There are also two types of decomposed granite surfaces, stabilized and unstabilized. Unstabilized granite is granite that has just been packed down with no added stabilizers like chemical hardener or pavers. This is the cheapest option but completely untenable for paved surfaces expecting traffic, due to the rapid misplacement and deterioration of the granite.
Stabilized decomposed granite will last much longer and can achieve higher levels of permeability with the right type of pavers. Chemical hardeners like GraniteCrete can be added to this type of gravel to make it even sturdier and lessen maintenance requirements. This type of additive will typically reduce the permeability to almost zero, however.
Hard Pack Gravel
Hard pack gravel is comprised of multiple types of gravel. The base is usually made up of pea stone gravel, with finer types of gravel layered over the top.
Hard pack gravel provides excellent drainage because its base layer provides more room for water to drain through. The upper layers provide superior traction and stability as well, especially when stabilized.
Unstabilized hard pack gravel suffers the same downsides as every other type of unstabilized gravel, namely an extensive amount of maintenance. With stabilizing pavers, however, hardpack gravel is actually the most durable type of gravel that hardens like concrete.
By utilizing TRUEGRID permeable plastic pavers, you can achieve 100% permeability as well, making hard pack gravel the optimal choice if you’re looking for top performance in all the relevant areas like durability, maintenance, etc.
TRUEGRID Pavers Can Make Gravel Last Longer Than Concrete
The main downside to using gravel as a paving material is that it’s cheap and breaks down easily. Gravel spreads and disintegrates in no time, requiring you to constantly replace it and rake it back into place.
By implementing a gravel-stabilizing solution like permeable plastic pavers from TRUEGRID, you can lock your gravel into place and prevent it from spreading or breaking down. TRUEGRID PRO LITE and PRO PLUS pavers are compatible with almost every type of gravel, and not having to worry about durability opens up your options.
Limestone, granite, peastone, trap rock, and many other common types of gravel are perfectly compatible with TRUEGRID pavers. This means not only will you be able to reap the benefits of increased durability and permeability, you’ll also have complete stylistic versatility.
The installation process for these pavers is incredibly fast and can be completed in a fraction of the time of most other paving materials. Once installed, your pavers will last up to 60 years without needing to be replaced. They require almost zero maintenance and are resistant to all deteriorating factors.

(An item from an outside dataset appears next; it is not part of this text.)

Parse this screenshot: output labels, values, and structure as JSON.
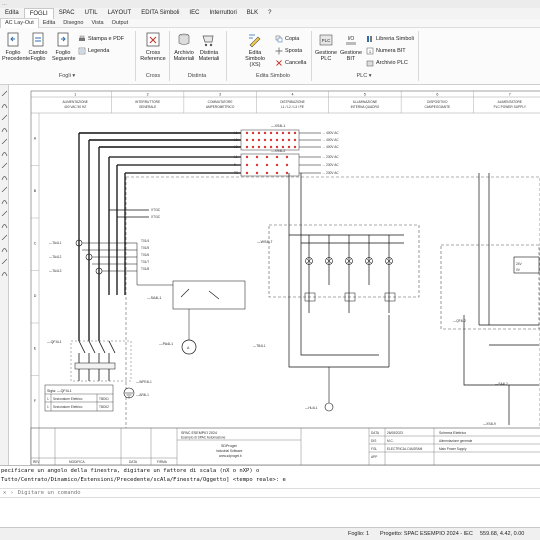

Find the Perfect Concrete-like Solution with Stabilizing Gravel Permeable Pavers from TRUEGRID
Made from 100%-recycled plastic, TRUEGRID pavers are one of the most eco-friendly paving materials on the planet that can be used to install gravel that hardens like concrete.
If you want to create a hard, level-paved surface that outperforms concrete in every way, don’t hesitate to call TRUEGRID today and get in touch with a pavement professional who can get you pointed in the right direction.